(Extracted information Opens)
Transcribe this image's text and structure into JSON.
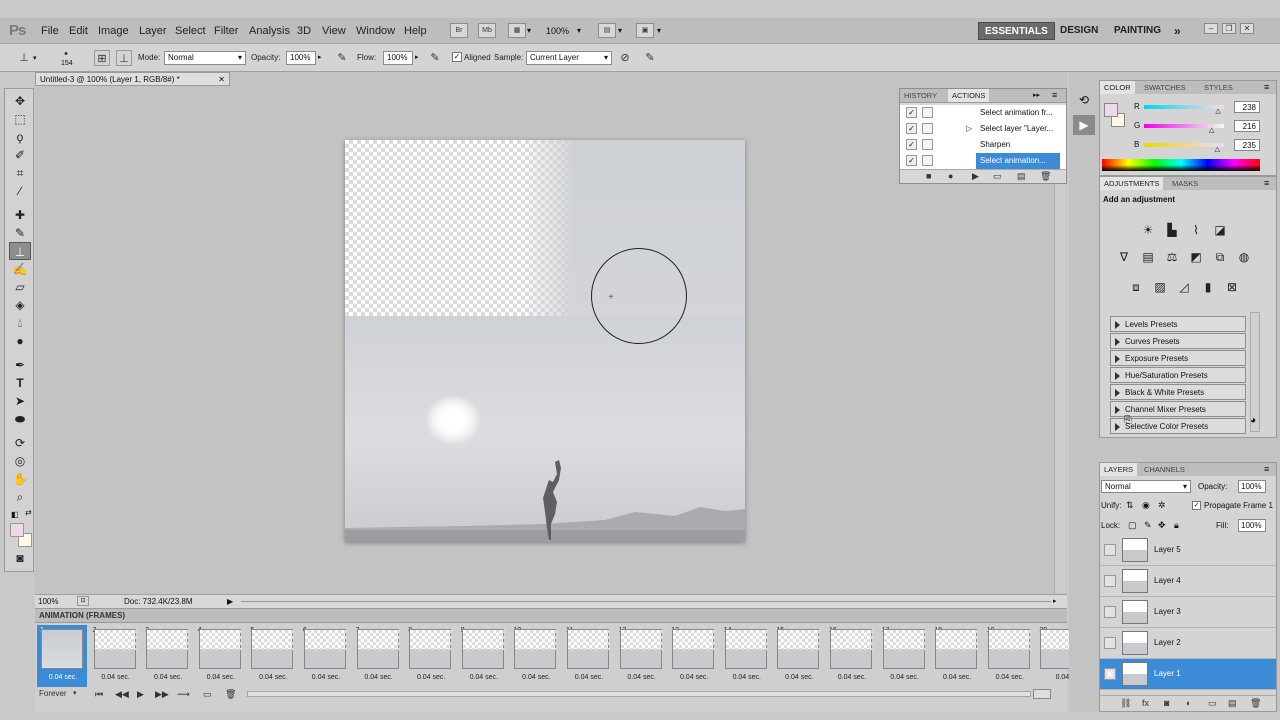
{
  "app": {
    "logo": "Ps"
  },
  "menu": [
    "File",
    "Edit",
    "Image",
    "Layer",
    "Select",
    "Filter",
    "Analysis",
    "3D",
    "View",
    "Window",
    "Help"
  ],
  "menubar": {
    "bridge_label": "Br",
    "minibridge_label": "Mb",
    "zoom": "100%",
    "workspaces": [
      "ESSENTIALS",
      "DESIGN",
      "PAINTING"
    ],
    "more": "»"
  },
  "options": {
    "brush_size": "154",
    "mode_label": "Mode:",
    "mode_value": "Normal",
    "opacity_label": "Opacity:",
    "opacity_value": "100%",
    "flow_label": "Flow:",
    "flow_value": "100%",
    "aligned_label": "Aligned",
    "sample_label": "Sample:",
    "sample_value": "Current Layer"
  },
  "document": {
    "tab_title": "Untitled-3 @ 100% (Layer 1, RGB/8#) *",
    "zoom": "100%",
    "doc_info": "Doc: 732.4K/23.8M"
  },
  "history_panel": {
    "tabs": [
      "HISTORY",
      "ACTIONS"
    ],
    "rows": [
      {
        "label": "Select animation fr...",
        "selected": false
      },
      {
        "label": "Select layer \"Layer...",
        "selected": false
      },
      {
        "label": "Sharpen",
        "selected": false
      },
      {
        "label": "Select animation...",
        "selected": true
      }
    ]
  },
  "color_panel": {
    "tabs": [
      "COLOR",
      "SWATCHES",
      "STYLES"
    ],
    "channels": [
      {
        "label": "R",
        "value": "238",
        "level": 0.93
      },
      {
        "label": "G",
        "value": "216",
        "level": 0.85
      },
      {
        "label": "B",
        "value": "235",
        "level": 0.92
      }
    ],
    "fg_color": "#eed8eb"
  },
  "adjustments_panel": {
    "tabs": [
      "ADJUSTMENTS",
      "MASKS"
    ],
    "heading": "Add an adjustment",
    "presets": [
      "Levels Presets",
      "Curves Presets",
      "Exposure Presets",
      "Hue/Saturation Presets",
      "Black & White Presets",
      "Channel Mixer Presets",
      "Selective Color Presets"
    ]
  },
  "layers_panel": {
    "tabs": [
      "LAYERS",
      "CHANNELS"
    ],
    "blend_mode": "Normal",
    "opacity_label": "Opacity:",
    "opacity_value": "100%",
    "unify_label": "Unify:",
    "propagate_label": "Propagate Frame 1",
    "lock_label": "Lock:",
    "fill_label": "Fill:",
    "fill_value": "100%",
    "layers": [
      {
        "name": "Layer 5",
        "selected": false
      },
      {
        "name": "Layer 4",
        "selected": false
      },
      {
        "name": "Layer 3",
        "selected": false
      },
      {
        "name": "Layer 2",
        "selected": false
      },
      {
        "name": "Layer 1",
        "selected": true
      }
    ]
  },
  "animation_panel": {
    "title": "ANIMATION (FRAMES)",
    "loop": "Forever",
    "frames": [
      {
        "num": "1",
        "time": "0.04 sec."
      },
      {
        "num": "2",
        "time": "0.04 sec."
      },
      {
        "num": "3",
        "time": "0.04 sec."
      },
      {
        "num": "4",
        "time": "0.04 sec."
      },
      {
        "num": "5",
        "time": "0.04 sec."
      },
      {
        "num": "6",
        "time": "0.04 sec."
      },
      {
        "num": "7",
        "time": "0.04 sec."
      },
      {
        "num": "8",
        "time": "0.04 sec."
      },
      {
        "num": "9",
        "time": "0.04 sec."
      },
      {
        "num": "10",
        "time": "0.04 sec."
      },
      {
        "num": "11",
        "time": "0.04 sec."
      },
      {
        "num": "12",
        "time": "0.04 sec."
      },
      {
        "num": "13",
        "time": "0.04 sec."
      },
      {
        "num": "14",
        "time": "0.04 sec."
      },
      {
        "num": "15",
        "time": "0.04 sec."
      },
      {
        "num": "16",
        "time": "0.04 sec."
      },
      {
        "num": "17",
        "time": "0.04 sec."
      },
      {
        "num": "18",
        "time": "0.04 sec."
      },
      {
        "num": "19",
        "time": "0.04 sec."
      },
      {
        "num": "20",
        "time": "0.04"
      }
    ],
    "selected_frame": 0
  }
}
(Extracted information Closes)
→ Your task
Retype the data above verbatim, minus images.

→ Response
Transcribe this image's text and structure into JSON.
{
  "app": {
    "logo": "Ps"
  },
  "menu": [
    "File",
    "Edit",
    "Image",
    "Layer",
    "Select",
    "Filter",
    "Analysis",
    "3D",
    "View",
    "Window",
    "Help"
  ],
  "menubar": {
    "bridge_label": "Br",
    "minibridge_label": "Mb",
    "zoom": "100%",
    "workspaces": [
      "ESSENTIALS",
      "DESIGN",
      "PAINTING"
    ],
    "more": "»"
  },
  "options": {
    "brush_size": "154",
    "mode_label": "Mode:",
    "mode_value": "Normal",
    "opacity_label": "Opacity:",
    "opacity_value": "100%",
    "flow_label": "Flow:",
    "flow_value": "100%",
    "aligned_label": "Aligned",
    "sample_label": "Sample:",
    "sample_value": "Current Layer"
  },
  "document": {
    "tab_title": "Untitled-3 @ 100% (Layer 1, RGB/8#) *",
    "zoom": "100%",
    "doc_info": "Doc: 732.4K/23.8M"
  },
  "history_panel": {
    "tabs": [
      "HISTORY",
      "ACTIONS"
    ],
    "rows": [
      {
        "label": "Select animation fr...",
        "selected": false
      },
      {
        "label": "Select layer \"Layer...",
        "selected": false
      },
      {
        "label": "Sharpen",
        "selected": false
      },
      {
        "label": "Select animation...",
        "selected": true
      }
    ]
  },
  "color_panel": {
    "tabs": [
      "COLOR",
      "SWATCHES",
      "STYLES"
    ],
    "channels": [
      {
        "label": "R",
        "value": "238",
        "level": 0.93
      },
      {
        "label": "G",
        "value": "216",
        "level": 0.85
      },
      {
        "label": "B",
        "value": "235",
        "level": 0.92
      }
    ],
    "fg_color": "#eed8eb"
  },
  "adjustments_panel": {
    "tabs": [
      "ADJUSTMENTS",
      "MASKS"
    ],
    "heading": "Add an adjustment",
    "presets": [
      "Levels Presets",
      "Curves Presets",
      "Exposure Presets",
      "Hue/Saturation Presets",
      "Black & White Presets",
      "Channel Mixer Presets",
      "Selective Color Presets"
    ]
  },
  "layers_panel": {
    "tabs": [
      "LAYERS",
      "CHANNELS"
    ],
    "blend_mode": "Normal",
    "opacity_label": "Opacity:",
    "opacity_value": "100%",
    "unify_label": "Unify:",
    "propagate_label": "Propagate Frame 1",
    "lock_label": "Lock:",
    "fill_label": "Fill:",
    "fill_value": "100%",
    "layers": [
      {
        "name": "Layer 5",
        "selected": false
      },
      {
        "name": "Layer 4",
        "selected": false
      },
      {
        "name": "Layer 3",
        "selected": false
      },
      {
        "name": "Layer 2",
        "selected": false
      },
      {
        "name": "Layer 1",
        "selected": true
      }
    ]
  },
  "animation_panel": {
    "title": "ANIMATION (FRAMES)",
    "loop": "Forever",
    "frames": [
      {
        "num": "1",
        "time": "0.04 sec."
      },
      {
        "num": "2",
        "time": "0.04 sec."
      },
      {
        "num": "3",
        "time": "0.04 sec."
      },
      {
        "num": "4",
        "time": "0.04 sec."
      },
      {
        "num": "5",
        "time": "0.04 sec."
      },
      {
        "num": "6",
        "time": "0.04 sec."
      },
      {
        "num": "7",
        "time": "0.04 sec."
      },
      {
        "num": "8",
        "time": "0.04 sec."
      },
      {
        "num": "9",
        "time": "0.04 sec."
      },
      {
        "num": "10",
        "time": "0.04 sec."
      },
      {
        "num": "11",
        "time": "0.04 sec."
      },
      {
        "num": "12",
        "time": "0.04 sec."
      },
      {
        "num": "13",
        "time": "0.04 sec."
      },
      {
        "num": "14",
        "time": "0.04 sec."
      },
      {
        "num": "15",
        "time": "0.04 sec."
      },
      {
        "num": "16",
        "time": "0.04 sec."
      },
      {
        "num": "17",
        "time": "0.04 sec."
      },
      {
        "num": "18",
        "time": "0.04 sec."
      },
      {
        "num": "19",
        "time": "0.04 sec."
      },
      {
        "num": "20",
        "time": "0.04"
      }
    ],
    "selected_frame": 0
  }
}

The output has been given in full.